(Language information from Avibase, Birds of Europe (Mullarney et al, Princeton Field Guide Series), and Birds of Asia (Mark Brazil, Princeton Field Guide Series).

Further reading:

Bolander and Parmeter, Birds of Sonoma County California, rev. ed., 2000, p. 36

Brinkley, National Wildlife Federation Field Guide to Birds of North America, 2007, p. 52

Dunn and Alderfer, eds., National Geographic Field Guide to the Birds of North America, 5th ed., 2006, p. 46

Dunn and Alderfer, eds., National Geographic Field Guide to the Birds of North America, 6th ed., 2011, p. 44

Dunne, Pete Dunne’s Essential Field Guide Companion, 2006, pp. 60-61

Ehrlich, Dobkin, and Wheye, The Birder's Handbook, paperback edition, 1988, p. 90

Fix and Bezener, Birds of Northern California, 2000, p. 97

Floyd, Smithsonian Field Guide to the Birds of North America, 2008, p. 53

Kaufman, Field Guide to Birds of North America, 2000, p. 40

Kaufman, Field Guide to Advanced Birding, 2011, pp. 146, 149

Lukas, Bay Area Birds: From Sonoma County to Monterey Bay, 2012, pp. 25-26

Parmeter and Wight, Birds of Sonoma County California, Update (2000-2010), 2012, p. 9

Peterson, Birds of Eastern and Central North America, 5th ed., 2002, pp. 78, 88

Peterson, Field Guide to Birds of Western North America, 4th ed., 2010, p. 38

Peterson, Western Birds, 3rd ed., 1990,  p. 58, 72

Sibley, Field Guide to Birds of Western North America,1st ed., 2003, p. 90

Stokes, Stokes Field Guide to the Birds of North America, 1st ed., 2010, p. 48

Vuilleumier, American Museum of Natural History, Birds of North America: Western Region, 2011, p. 64

Voice: Cornell Lab of Ornithology: All About Birds--Common Goldeneye



© Colin Talcroft, 2009, 2010, 2011, 2012, 2013, 2014

Unless noted, all photos by the author. If you would like to use one of my images, please ask for permission for non-commercial use with proper credit or commercial use with proper compensation.


Common Goldeneye (male), Spring Lake, Santa Rosa, February 5, 2013

Common Goldeneye (female) in flight

Spring Lake, Santa Rosa, February 5, 2013

Background: Common Goldeneye (2 males), first-year male Common Goldeneye (far right)

Foreground: Barrow’s Goldeneye x Hooded Merganser hybrid, Barrow’s Goldeneye

Peralta Park, Oakland, January 2, 2010

Common Goldeneye

Bucephala clangula

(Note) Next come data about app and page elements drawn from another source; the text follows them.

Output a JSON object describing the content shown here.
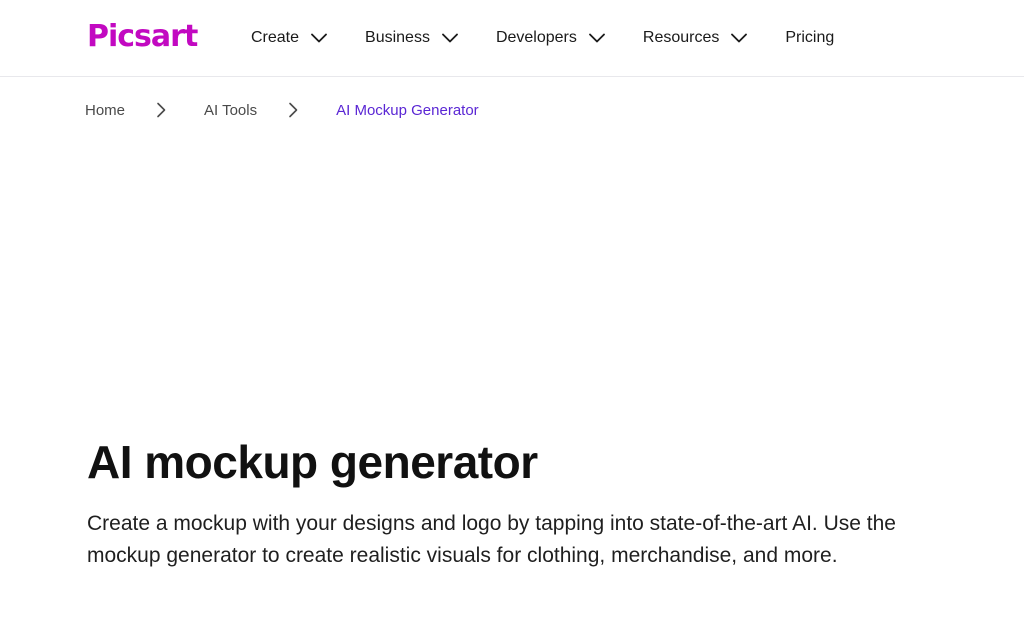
{
  "header": {
    "logo_text": "Picsart",
    "nav": [
      {
        "label": "Create",
        "has_dropdown": true
      },
      {
        "label": "Business",
        "has_dropdown": true
      },
      {
        "label": "Developers",
        "has_dropdown": true
      },
      {
        "label": "Resources",
        "has_dropdown": true
      },
      {
        "label": "Pricing",
        "has_dropdown": false
      }
    ]
  },
  "breadcrumb": {
    "items": [
      "Home",
      "AI Tools",
      "AI Mockup Generator"
    ]
  },
  "hero": {
    "title": "AI mockup generator",
    "description": "Create a mockup with your designs and logo by tapping into state-of-the-art AI. Use the mockup generator to create realistic visuals for clothing, merchandise, and more."
  },
  "colors": {
    "brand": "#c209c1",
    "breadcrumb_active": "#5a26d4",
    "text": "#1a1a1a",
    "divider": "#e8e8ec"
  },
  "icons": {
    "nav_dropdown": "chevron-down-icon",
    "breadcrumb_separator": "chevron-right-icon"
  }
}
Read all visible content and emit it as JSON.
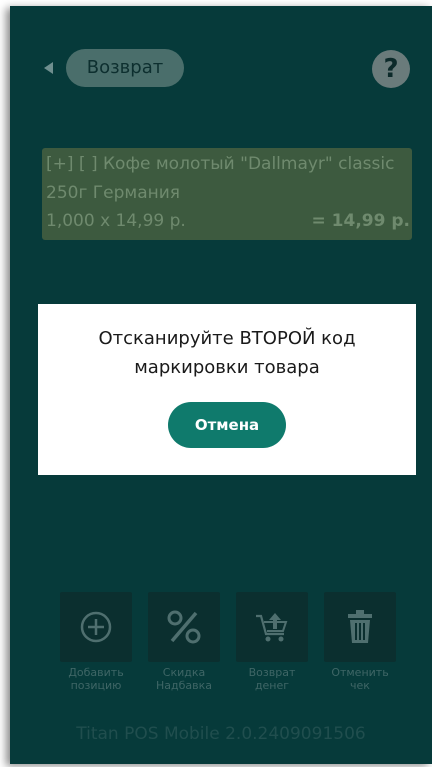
{
  "header": {
    "back_label": "Возврат",
    "help_label": "?"
  },
  "item": {
    "name": "[+] [ ] Кофе молотый \"Dallmayr\" classic 250г Германия",
    "qty_price": "1,000 x 14,99 р.",
    "total": "= 14,99 р."
  },
  "dialog": {
    "message_line1": "Отсканируйте ВТОРОЙ код",
    "message_line2": "маркировки товара",
    "cancel_label": "Отмена"
  },
  "actions": [
    {
      "label": "Добавить позицию",
      "icon": "plus-circle-icon"
    },
    {
      "label": "Скидка Надбавка",
      "icon": "percent-icon"
    },
    {
      "label": "Возврат денег",
      "icon": "return-cart-icon"
    },
    {
      "label": "Отменить чек",
      "icon": "trash-icon"
    }
  ],
  "footer": {
    "version": "Titan POS Mobile 2.0.2409091506"
  },
  "colors": {
    "background": "#063a3a",
    "accent": "#0f7a6c",
    "dialog": "#ffffff"
  }
}
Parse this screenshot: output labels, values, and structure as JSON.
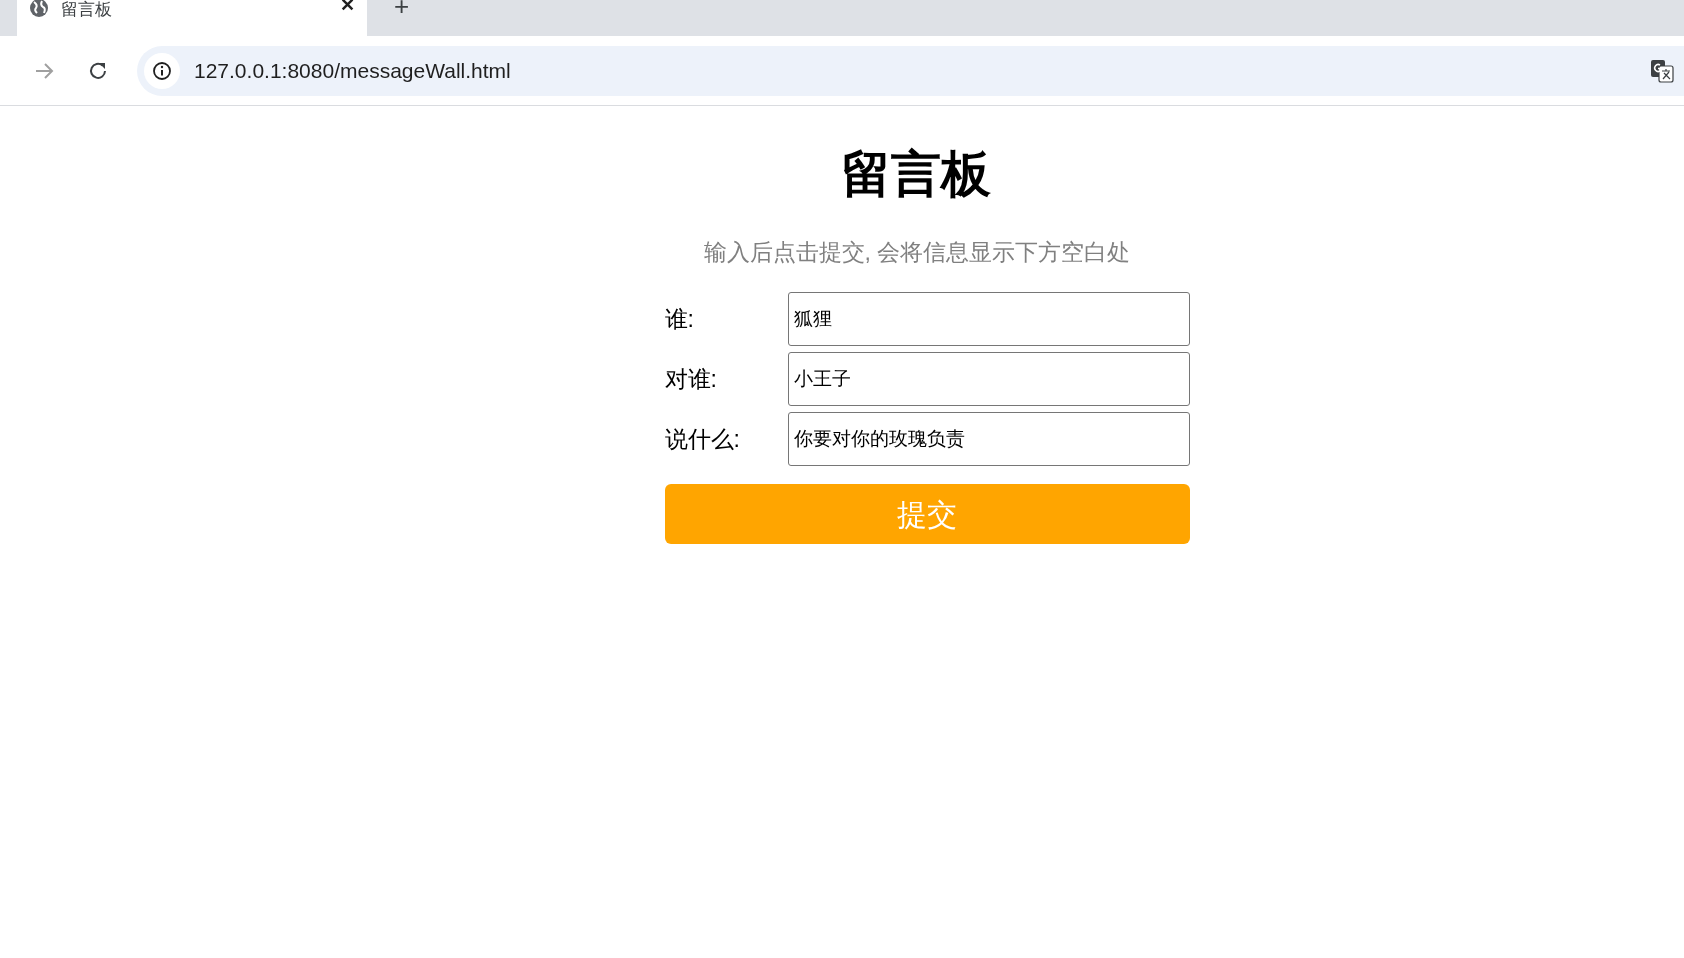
{
  "browser": {
    "tab": {
      "title": "留言板",
      "close": "✕",
      "selected": true
    },
    "new_tab": "+",
    "address": "127.0.0.1:8080/messageWall.html"
  },
  "page": {
    "title": "留言板",
    "subtitle": "输入后点击提交, 会将信息显示下方空白处",
    "fields": [
      {
        "label": "谁:",
        "value": "狐狸"
      },
      {
        "label": "对谁:",
        "value": "小王子"
      },
      {
        "label": "说什么:",
        "value": "你要对你的玫瑰负责"
      }
    ],
    "submit": "提交"
  }
}
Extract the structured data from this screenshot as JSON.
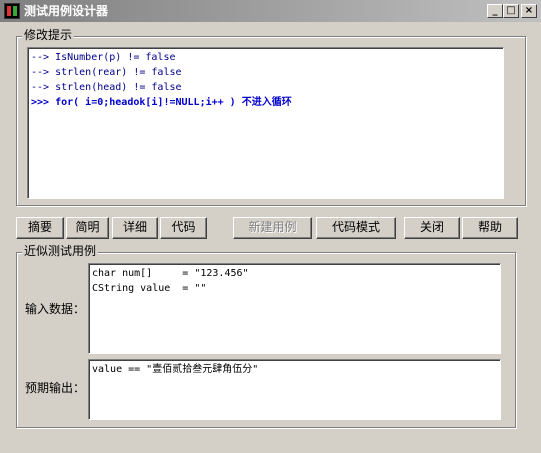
{
  "window": {
    "title": "测试用例设计器"
  },
  "title_buttons": {
    "minimize": "_",
    "maximize": "□",
    "close": "×"
  },
  "hints": {
    "legend": "修改提示",
    "lines": [
      {
        "prefix": "-->",
        "text": " IsNumber(p) != false"
      },
      {
        "prefix": "-->",
        "text": " strlen(rear) != false"
      },
      {
        "prefix": "-->",
        "text": " strlen(head) != false"
      },
      {
        "prefix": ">>>",
        "text": " for( i=0;headok[i]!=NULL;i++ ) 不进入循环"
      }
    ]
  },
  "toolbar": {
    "summary": "摘要",
    "brief": "简明",
    "detail": "详细",
    "code": "代码",
    "new_case": "新建用例",
    "code_mode": "代码模式",
    "close": "关闭",
    "help": "帮助"
  },
  "similar": {
    "legend": "近似测试用例",
    "input_label": "输入数据：",
    "input_value": "char num[]     = \"123.456\"\nCString value  = \"\"",
    "output_label": "预期输出：",
    "output_value": "value == \"壹佰贰拾叁元肆角伍分\""
  }
}
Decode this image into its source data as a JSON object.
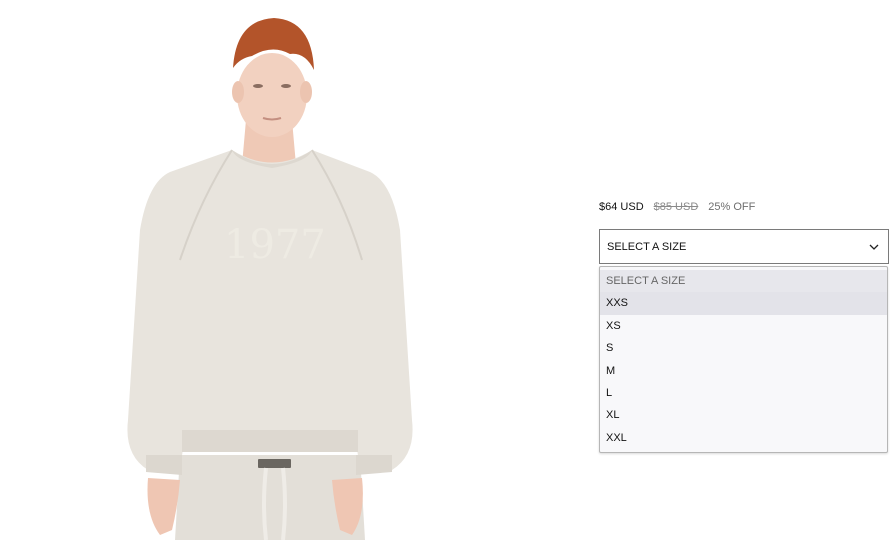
{
  "product": {
    "image_alt": "Model wearing oatmeal crewneck sweatshirt",
    "graphic_text": "1977"
  },
  "pricing": {
    "current": "$64 USD",
    "original": "$85 USD",
    "discount": "25% OFF"
  },
  "size_select": {
    "selected_label": "SELECT A SIZE",
    "options": [
      "SELECT A SIZE",
      "XXS",
      "XS",
      "S",
      "M",
      "L",
      "XL",
      "XXL"
    ]
  },
  "icons": {
    "select_arrow": "chevron-down-icon"
  },
  "colors": {
    "sweatshirt": "#e7e3dc",
    "hair": "#b3542a",
    "border": "#7a7a7a",
    "dropdown_bg": "#f8f8fa",
    "highlight": "#e3e3e9"
  }
}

EBird reported  occurrence in Sonoma County

1990-2013 Sonoma County data. Graph provided by eBird (www.ebird.org), generated May 30, 2013

Common Goldeneye--Probably a young male (note blotchiness of white spot on face)

Spring Lake, Santa Rosa, February 5, 2013